According to the press release, "The team will assist in guiding our efforts in response to this incident, including compliance with state and federal laws, continued cooperation with law enforcement, and communications with outside parties concerning the incident."
K12 also said its systems are operating with "minimal impact," and that "we do not believe the incident will have a material impact on our business, operations or financial results."
Financial impacts of ransomware attacks go beyond the ransom demands and can include costs for downtime, as well as remediation and recovery. A session during Gartner's Security & Risk Management Summit in September mentioned that in addition to a rapidly rising average ransomware payment ($178,254 in Q1 2020 versus $5,593 in Q3 2018), downtime costs following the attack can be five to 10 times the ransom amount.
This ransomware attack marks the second cybersecurity incident for the company in the last two years. In June 2019, an unsecured K12 database was discovered by security researcher Bob Diachenko; the database exposed nearly 7 million student records.
Cyber attacks on K-12 education targets have primarily been against school district networks rather than online education tools, platforms or vendors.
"School districts are quite immature with their cybersecurity risk management," said Doug Levin, founder and president of consultancy EdTech Strategies in Arlington, Va. "It's not something that historically they've had to pay attention to but that has changed in recent years, and school districts are relying often on vendors to provide these [online education] services."

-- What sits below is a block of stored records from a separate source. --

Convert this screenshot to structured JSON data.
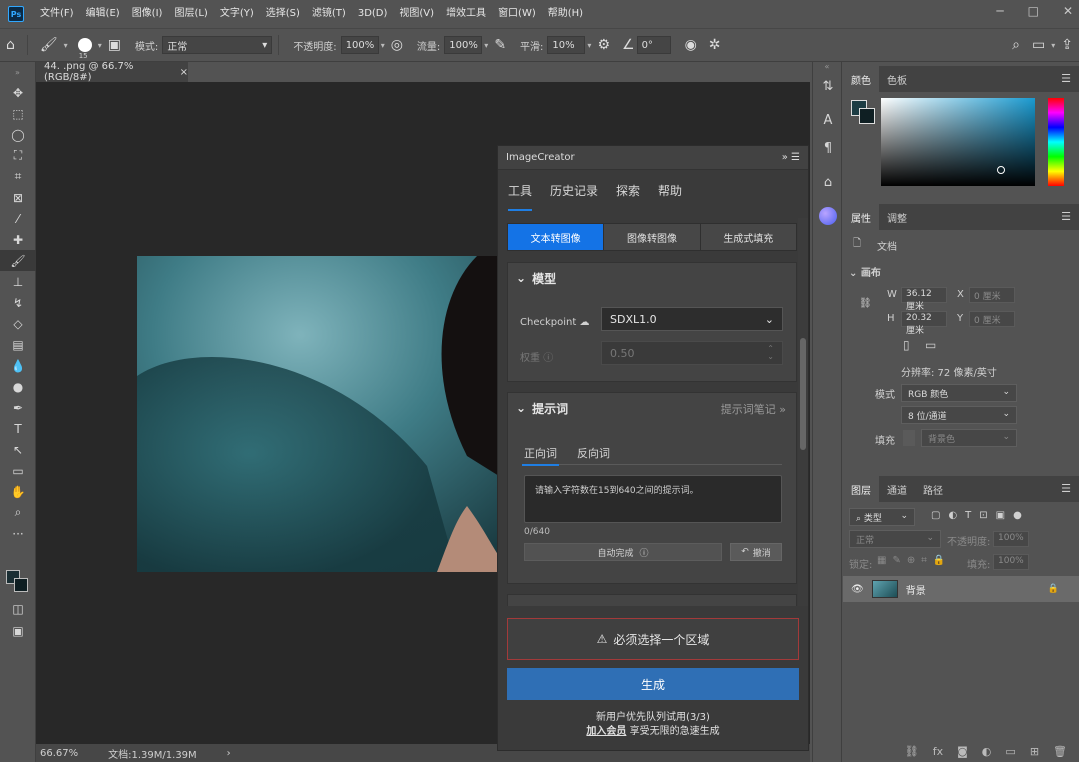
{
  "app": {
    "logo": "Ps"
  },
  "menu": [
    "文件(F)",
    "编辑(E)",
    "图像(I)",
    "图层(L)",
    "文字(Y)",
    "选择(S)",
    "滤镜(T)",
    "3D(D)",
    "视图(V)",
    "增效工具",
    "窗口(W)",
    "帮助(H)"
  ],
  "window_controls": {
    "minimize": "─",
    "restore": "□",
    "close": "✕"
  },
  "options": {
    "brush_size": "15",
    "mode_label": "模式:",
    "mode_value": "正常",
    "opacity_label": "不透明度:",
    "opacity_value": "100%",
    "flow_label": "流量:",
    "flow_value": "100%",
    "smoothing_label": "平滑:",
    "smoothing_value": "10%",
    "angle_value": "0°"
  },
  "document": {
    "tab_title": "44. .png @ 66.7%(RGB/8#)",
    "tab_close": "×",
    "zoom": "66.67%",
    "doc_info": "文档:1.39M/1.39M"
  },
  "image_creator": {
    "title": "ImageCreator",
    "tabs": [
      "工具",
      "历史记录",
      "探索",
      "帮助"
    ],
    "modes": [
      "文本转图像",
      "图像转图像",
      "生成式填充"
    ],
    "model_section": {
      "title": "模型",
      "checkpoint_label": "Checkpoint",
      "checkpoint_value": "SDXL1.0",
      "weight_label": "权重",
      "weight_value": "0.50"
    },
    "prompt_section": {
      "title": "提示词",
      "notes_link": "提示词笔记 »",
      "subtabs": [
        "正向词",
        "反向词"
      ],
      "placeholder": "请输入字符数在15到640之间的提示词。",
      "counter": "0/640",
      "autocomplete": "自动完成",
      "undo": "撤消"
    },
    "warning": "必须选择一个区域",
    "generate": "生成",
    "note_line1": "新用户优先队列试用(3/3)",
    "note_link": "加入会员",
    "note_rest": " 享受无限的急速生成"
  },
  "color_panel": {
    "tabs": [
      "颜色",
      "色板"
    ]
  },
  "properties_panel": {
    "tabs": [
      "属性",
      "调整"
    ],
    "doc_label": "文档",
    "canvas_label": "画布",
    "w_label": "W",
    "w_value": "36.12 厘米",
    "h_label": "H",
    "h_value": "20.32 厘米",
    "x_label": "X",
    "x_value": "0 厘米",
    "y_label": "Y",
    "y_value": "0 厘米",
    "resolution": "分辨率: 72 像素/英寸",
    "mode_label": "模式",
    "mode_value": "RGB 颜色",
    "depth_value": "8 位/通道",
    "bg_label": "填充",
    "bg_value": "背景色"
  },
  "layers_panel": {
    "tabs": [
      "图层",
      "通道",
      "路径"
    ],
    "filter_kind": "类型",
    "blend_mode": "正常",
    "opacity_label": "不透明度:",
    "opacity_value": "100%",
    "lock_label": "锁定:",
    "fill_label": "填充:",
    "fill_value": "100%",
    "layer_name": "背景"
  }
}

But Levin cautioned that when an education vendor is compromised, it could potentially affect a "staggering" number of school districts.
Security news writer Arielle Waldman contributed to this report.